● AIM OF THE EXERCISE:
From first line to last, give the records again word for word and omit the pictures.

SUPPLIED RECORDS START

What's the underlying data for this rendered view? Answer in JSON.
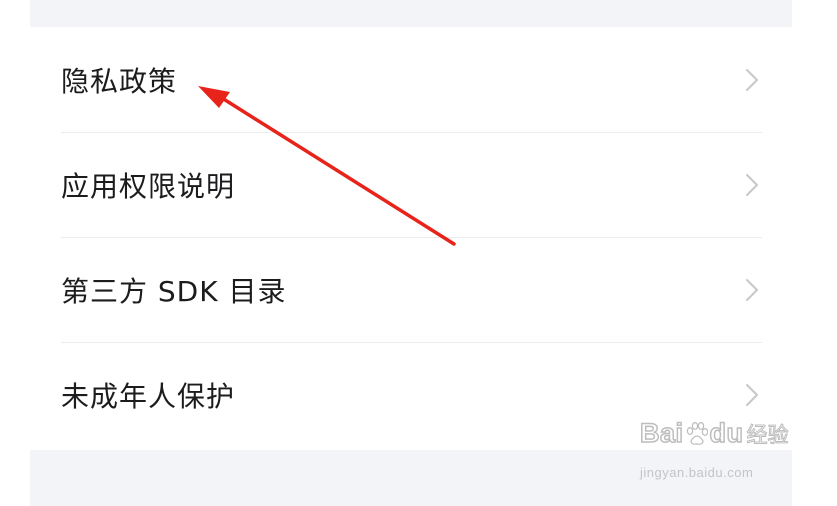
{
  "settings_list": {
    "items": [
      {
        "label": "隐私政策"
      },
      {
        "label": "应用权限说明"
      },
      {
        "label": "第三方 SDK 目录"
      },
      {
        "label": "未成年人保护"
      }
    ]
  },
  "annotation": {
    "arrow_color": "#e8231a"
  },
  "watermark": {
    "logo_left": "Bai",
    "logo_right": "du",
    "chinese": "经验",
    "url": "jingyan.baidu.com"
  },
  "colors": {
    "background": "#ffffff",
    "panel_gray": "#f3f4f8",
    "divider": "#ececec",
    "text": "#1c1c1e",
    "chevron": "#c7c7cc"
  }
}
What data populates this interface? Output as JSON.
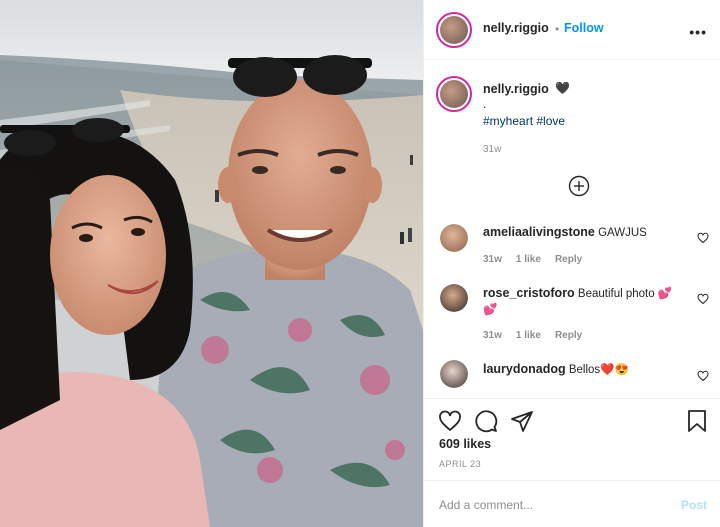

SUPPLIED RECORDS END

● RESPONSE BELOW:
What's the underlying data for this rendered view? Answer in JSON.
{
  "settings_list": {
    "items": [
      {
        "label": "隐私政策"
      },
      {
        "label": "应用权限说明"
      },
      {
        "label": "第三方 SDK 目录"
      },
      {
        "label": "未成年人保护"
      }
    ]
  },
  "annotation": {
    "arrow_color": "#e8231a"
  },
  "watermark": {
    "logo_left": "Bai",
    "logo_right": "du",
    "chinese": "经验",
    "url": "jingyan.baidu.com"
  },
  "colors": {
    "background": "#ffffff",
    "panel_gray": "#f3f4f8",
    "divider": "#ececec",
    "text": "#1c1c1e",
    "chevron": "#c7c7cc"
  }
}
What data populates this interface? Output as JSON.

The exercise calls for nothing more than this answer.